ABOUT THIS TASK
Each line of the data that includes "JSON" must be copied.

ENTRIES SUPPLIED

+ + +

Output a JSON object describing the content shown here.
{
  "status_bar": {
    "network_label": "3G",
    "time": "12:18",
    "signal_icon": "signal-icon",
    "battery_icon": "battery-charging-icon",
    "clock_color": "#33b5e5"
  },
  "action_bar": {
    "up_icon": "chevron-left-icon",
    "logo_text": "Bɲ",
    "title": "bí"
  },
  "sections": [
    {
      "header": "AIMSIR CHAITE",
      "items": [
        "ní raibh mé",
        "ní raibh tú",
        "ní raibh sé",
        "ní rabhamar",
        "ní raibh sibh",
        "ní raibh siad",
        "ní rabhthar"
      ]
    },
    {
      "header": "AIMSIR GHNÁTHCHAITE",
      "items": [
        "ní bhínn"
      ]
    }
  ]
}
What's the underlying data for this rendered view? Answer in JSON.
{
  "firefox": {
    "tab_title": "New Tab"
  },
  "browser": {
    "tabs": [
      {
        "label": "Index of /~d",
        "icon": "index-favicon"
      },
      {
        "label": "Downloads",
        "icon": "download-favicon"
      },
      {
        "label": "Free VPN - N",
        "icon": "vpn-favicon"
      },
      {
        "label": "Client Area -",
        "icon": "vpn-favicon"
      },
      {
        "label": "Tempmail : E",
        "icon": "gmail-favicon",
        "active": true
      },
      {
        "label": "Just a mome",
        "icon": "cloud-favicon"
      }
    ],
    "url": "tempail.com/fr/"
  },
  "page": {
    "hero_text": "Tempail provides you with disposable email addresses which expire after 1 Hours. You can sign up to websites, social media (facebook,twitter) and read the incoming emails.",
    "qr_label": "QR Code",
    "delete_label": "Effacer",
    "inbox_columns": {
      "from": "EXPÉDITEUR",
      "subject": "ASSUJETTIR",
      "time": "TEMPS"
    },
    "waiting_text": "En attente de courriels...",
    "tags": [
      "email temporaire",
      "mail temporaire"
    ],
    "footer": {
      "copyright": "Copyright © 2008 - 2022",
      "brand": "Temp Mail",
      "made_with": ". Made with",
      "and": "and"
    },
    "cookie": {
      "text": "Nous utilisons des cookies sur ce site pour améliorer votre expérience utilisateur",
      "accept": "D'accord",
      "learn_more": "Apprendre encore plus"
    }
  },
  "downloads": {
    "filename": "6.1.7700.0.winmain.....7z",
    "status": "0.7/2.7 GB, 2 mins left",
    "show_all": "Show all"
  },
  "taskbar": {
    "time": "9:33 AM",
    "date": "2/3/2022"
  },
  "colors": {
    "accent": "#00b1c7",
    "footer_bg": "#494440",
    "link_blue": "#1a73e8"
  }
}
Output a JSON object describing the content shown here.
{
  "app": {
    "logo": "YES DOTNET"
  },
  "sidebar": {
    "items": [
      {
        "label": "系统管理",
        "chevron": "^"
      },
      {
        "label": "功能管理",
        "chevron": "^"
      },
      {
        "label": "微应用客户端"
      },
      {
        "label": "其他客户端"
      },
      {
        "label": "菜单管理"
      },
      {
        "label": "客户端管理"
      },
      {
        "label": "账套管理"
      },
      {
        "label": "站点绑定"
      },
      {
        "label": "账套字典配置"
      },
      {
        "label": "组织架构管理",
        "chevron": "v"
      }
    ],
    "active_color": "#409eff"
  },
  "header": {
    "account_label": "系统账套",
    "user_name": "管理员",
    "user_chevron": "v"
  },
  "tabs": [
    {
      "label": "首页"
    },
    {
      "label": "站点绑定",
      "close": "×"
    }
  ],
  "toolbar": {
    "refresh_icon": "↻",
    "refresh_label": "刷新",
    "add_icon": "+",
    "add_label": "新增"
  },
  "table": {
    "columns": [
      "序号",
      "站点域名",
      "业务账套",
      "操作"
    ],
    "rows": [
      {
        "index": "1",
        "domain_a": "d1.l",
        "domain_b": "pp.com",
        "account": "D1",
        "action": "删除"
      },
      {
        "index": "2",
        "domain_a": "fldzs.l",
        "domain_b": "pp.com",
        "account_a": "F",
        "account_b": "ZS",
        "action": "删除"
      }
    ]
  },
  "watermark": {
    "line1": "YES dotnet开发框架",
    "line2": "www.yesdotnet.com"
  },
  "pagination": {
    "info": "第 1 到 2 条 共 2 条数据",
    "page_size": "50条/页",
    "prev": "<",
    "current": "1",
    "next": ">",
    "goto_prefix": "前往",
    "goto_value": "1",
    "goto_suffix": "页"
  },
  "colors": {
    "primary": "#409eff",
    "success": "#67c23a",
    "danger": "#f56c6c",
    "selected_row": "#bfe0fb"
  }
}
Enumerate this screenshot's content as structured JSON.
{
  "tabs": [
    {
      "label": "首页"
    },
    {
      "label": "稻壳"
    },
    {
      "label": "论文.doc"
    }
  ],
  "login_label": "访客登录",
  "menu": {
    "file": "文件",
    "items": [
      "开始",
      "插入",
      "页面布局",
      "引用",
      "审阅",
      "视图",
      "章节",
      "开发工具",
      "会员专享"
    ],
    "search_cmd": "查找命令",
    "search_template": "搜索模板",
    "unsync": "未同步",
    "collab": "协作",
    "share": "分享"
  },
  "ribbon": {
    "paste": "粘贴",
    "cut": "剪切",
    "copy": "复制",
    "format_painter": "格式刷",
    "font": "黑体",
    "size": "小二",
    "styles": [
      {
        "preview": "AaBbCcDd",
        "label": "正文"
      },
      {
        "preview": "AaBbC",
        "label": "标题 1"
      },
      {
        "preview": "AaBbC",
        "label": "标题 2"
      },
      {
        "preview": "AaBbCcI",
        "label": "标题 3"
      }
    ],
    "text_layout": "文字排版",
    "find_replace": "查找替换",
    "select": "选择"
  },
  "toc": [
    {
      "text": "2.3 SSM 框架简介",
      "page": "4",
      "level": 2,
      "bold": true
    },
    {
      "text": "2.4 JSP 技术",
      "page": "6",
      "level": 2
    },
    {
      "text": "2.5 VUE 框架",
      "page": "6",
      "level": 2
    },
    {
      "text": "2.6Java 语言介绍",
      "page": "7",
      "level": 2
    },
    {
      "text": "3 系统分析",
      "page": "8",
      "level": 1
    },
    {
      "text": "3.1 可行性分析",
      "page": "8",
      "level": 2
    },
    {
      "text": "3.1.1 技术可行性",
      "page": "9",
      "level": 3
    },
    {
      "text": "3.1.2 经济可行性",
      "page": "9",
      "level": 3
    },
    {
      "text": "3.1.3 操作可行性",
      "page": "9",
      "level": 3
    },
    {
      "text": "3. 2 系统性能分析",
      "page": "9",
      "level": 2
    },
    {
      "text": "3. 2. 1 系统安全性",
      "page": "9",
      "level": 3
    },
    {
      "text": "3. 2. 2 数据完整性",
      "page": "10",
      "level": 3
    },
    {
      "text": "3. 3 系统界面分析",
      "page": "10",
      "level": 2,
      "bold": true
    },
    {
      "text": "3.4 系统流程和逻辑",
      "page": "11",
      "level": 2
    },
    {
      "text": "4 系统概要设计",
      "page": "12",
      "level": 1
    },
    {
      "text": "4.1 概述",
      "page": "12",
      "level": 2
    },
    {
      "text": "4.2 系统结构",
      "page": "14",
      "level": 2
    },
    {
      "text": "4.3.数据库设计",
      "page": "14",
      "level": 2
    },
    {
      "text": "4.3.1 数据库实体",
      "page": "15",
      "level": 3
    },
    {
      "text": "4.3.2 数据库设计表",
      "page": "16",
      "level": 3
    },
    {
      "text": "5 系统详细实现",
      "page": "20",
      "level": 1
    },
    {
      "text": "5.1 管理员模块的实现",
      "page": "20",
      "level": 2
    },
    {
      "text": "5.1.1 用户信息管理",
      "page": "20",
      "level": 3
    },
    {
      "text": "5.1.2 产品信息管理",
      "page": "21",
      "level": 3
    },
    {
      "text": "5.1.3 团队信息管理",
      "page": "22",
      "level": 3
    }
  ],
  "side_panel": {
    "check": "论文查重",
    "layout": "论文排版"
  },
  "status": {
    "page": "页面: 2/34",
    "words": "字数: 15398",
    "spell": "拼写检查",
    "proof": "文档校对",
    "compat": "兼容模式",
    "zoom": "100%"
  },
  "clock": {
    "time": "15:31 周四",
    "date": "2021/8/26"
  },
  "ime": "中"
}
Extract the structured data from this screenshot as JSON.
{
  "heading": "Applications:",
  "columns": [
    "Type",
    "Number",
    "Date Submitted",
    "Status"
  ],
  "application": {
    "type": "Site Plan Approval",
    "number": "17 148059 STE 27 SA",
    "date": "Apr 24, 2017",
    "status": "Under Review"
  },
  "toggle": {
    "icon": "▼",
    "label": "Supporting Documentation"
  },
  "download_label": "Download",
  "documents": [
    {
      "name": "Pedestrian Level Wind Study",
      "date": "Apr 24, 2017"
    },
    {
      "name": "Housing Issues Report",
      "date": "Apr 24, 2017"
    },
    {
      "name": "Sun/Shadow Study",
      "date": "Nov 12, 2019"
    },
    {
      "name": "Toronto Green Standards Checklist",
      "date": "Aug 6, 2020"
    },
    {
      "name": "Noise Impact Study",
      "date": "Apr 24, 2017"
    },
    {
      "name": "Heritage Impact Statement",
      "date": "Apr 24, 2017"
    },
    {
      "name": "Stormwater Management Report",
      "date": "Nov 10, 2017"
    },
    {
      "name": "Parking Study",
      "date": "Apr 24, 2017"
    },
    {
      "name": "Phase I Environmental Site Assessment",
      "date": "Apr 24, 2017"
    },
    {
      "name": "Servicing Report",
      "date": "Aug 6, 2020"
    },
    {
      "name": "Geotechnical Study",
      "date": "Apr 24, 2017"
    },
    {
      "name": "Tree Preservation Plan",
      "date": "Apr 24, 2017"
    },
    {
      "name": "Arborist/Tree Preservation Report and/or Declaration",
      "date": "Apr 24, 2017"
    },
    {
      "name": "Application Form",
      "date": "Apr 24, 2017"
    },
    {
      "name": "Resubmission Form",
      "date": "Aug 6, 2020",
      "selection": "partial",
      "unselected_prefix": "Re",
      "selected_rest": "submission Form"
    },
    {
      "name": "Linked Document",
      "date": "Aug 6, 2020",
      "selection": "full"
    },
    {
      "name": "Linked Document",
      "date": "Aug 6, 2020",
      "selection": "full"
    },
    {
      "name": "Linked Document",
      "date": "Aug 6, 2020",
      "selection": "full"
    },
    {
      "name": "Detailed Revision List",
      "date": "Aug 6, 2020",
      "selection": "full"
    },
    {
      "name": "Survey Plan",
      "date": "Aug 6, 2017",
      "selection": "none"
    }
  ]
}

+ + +

YOUR RESPONSE
Output a JSON object describing the content shown here.
What's the underlying data for this rendered view? Answer in JSON.
Output a JSON object describing the content shown here.
Enumerate this screenshot's content as structured JSON.
Extract the structured data from this screenshot as JSON.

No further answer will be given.